Wednesday, July 21, 2004

The dark side of 'personal' computing

As more people gravitate to computers and the web, I'm pleased to see how hard people work at learning how to treat the computer right and take good care of it. But, I'm spending most of my Summer helping people get rid of viruses, Trojan horses and spyware.

In fact, states that almost one-third of computer users in the U.S. have been hit by a virus or hacker in the past two years. When I clean up malicious programs, clients are often surprised to learn they have inadvertently given permission to outsiders to use their computer, slowing it to a crawl, exhausting memory, and risking safety of your data.

Read more at or search some of the Internet news sites like Cnet's excellent industry news at, or Those most affected by this are using music download software and/or instant messaging services, which leave a back door open for people to tap into your computer.

Spyware is capable of tracking your Web browsing and reporting information to third-party companies who sell the information to others. Removing it can also be destructive to some components of Windows.

... From "Virginia Watson unwittingly authorized a company she'd never heard of to install software that would help turn her computer into part of a brand-new network.

The software, from Brilliant Digital Entertainment, came with the popular Kazaa file-swapping program. But the 65-year-old Massachusetts resident--who has a law degree--didn't read Kazaa's 2,644-word "terms of service" contract, which stated that Brilliant might tap the "unused computing power and storage space" of Watson's computer."

The man who owns Brilliant is quite clever. In fact the sentence structure in his license agreement has been analyzed for complexity, and found to be more complex than the U.S. tax code. And keep in mind the "free" software is targeted mostly to teenagers.

Prevention methods include vigorous use of anti-virus, firewall, AdAware and Spybot programs.

Tuesday, July 20, 2004

Technology throws a fit

Yesterday, the venerable Chicago Tribune was unable to print thousands of newspapers due to a 'glitch.' The computer upgrade they ran over the weekend performed well in testing, but not in production. So newspaper delivery fellows all over Chicago were delivering a partial edition Monday and replacing it with a fuller Tuesday paper.

But, people tolerate it. It's just a computer crash, a glitch, nothing serious.

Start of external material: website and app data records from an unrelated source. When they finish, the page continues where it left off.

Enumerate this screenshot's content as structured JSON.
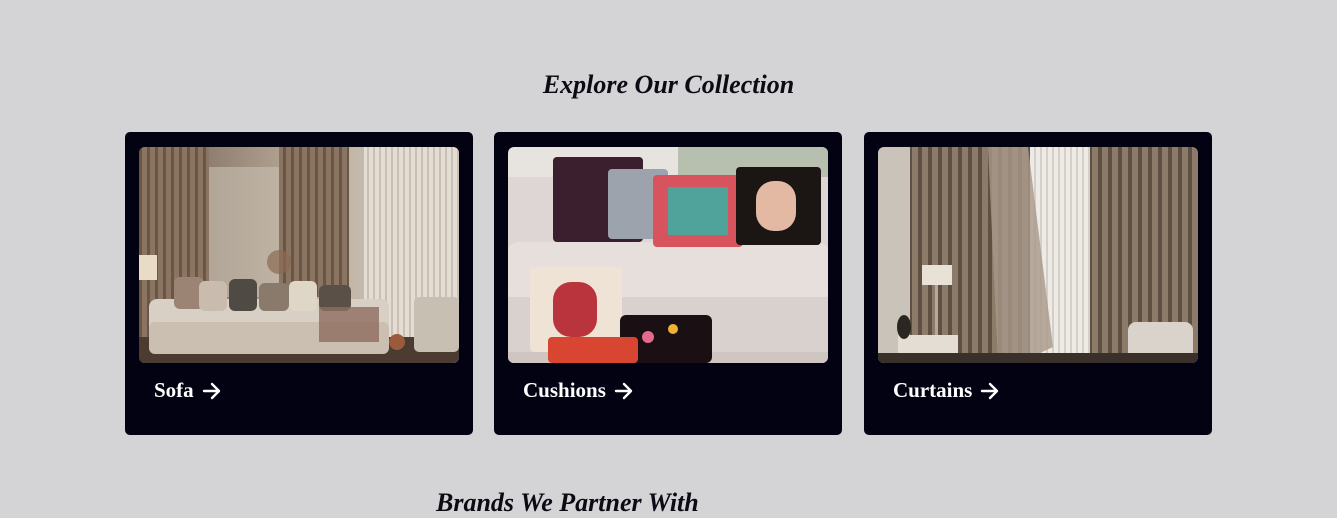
{
  "collection": {
    "title": "Explore Our Collection",
    "cards": [
      {
        "label": "Sofa",
        "icon": "arrow-right-icon"
      },
      {
        "label": "Cushions",
        "icon": "arrow-right-icon"
      },
      {
        "label": "Curtains",
        "icon": "arrow-right-icon"
      }
    ]
  },
  "next_section": {
    "title": "Brands We Partner With"
  },
  "colors": {
    "page_bg": "#d4d4d7",
    "card_bg": "#020212",
    "text_light": "#ffffff",
    "text_dark": "#0b0b14"
  }
}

Not a city-wide power failure, which would have been much worse, in July's heat.

Also yesterday, I was half naked on the doctor's examination table, hooked up to the EKG probes, when the EKG machine ran out of paper. The nurse added more, and the machine made up for it by eating too much paper, creating a paper jam during my routine physical. Good thing they had already taken my blood pressure.

Later I sauntered into the pharmacy asking for the prescription my doctor faxed over from her computer during my exam. No order from the doctor. Shopped around, read some magazines, asked again. "No. Nothing from your doctor. We have no faxes."

Uh! Wait! It's .... a paper jam!

Think about all the ways technology has become commonplace, and be glad for the days when technology does it's job well. Remember, it's not the end of the world when you can't print an envelope, your Internet connection goes down, or your computer freezes. Just roll with it and be glad for all the stuff in the world that does work! And be glad you're not naked on an examination table hooked up to nine electrodes when the paper jam occurs.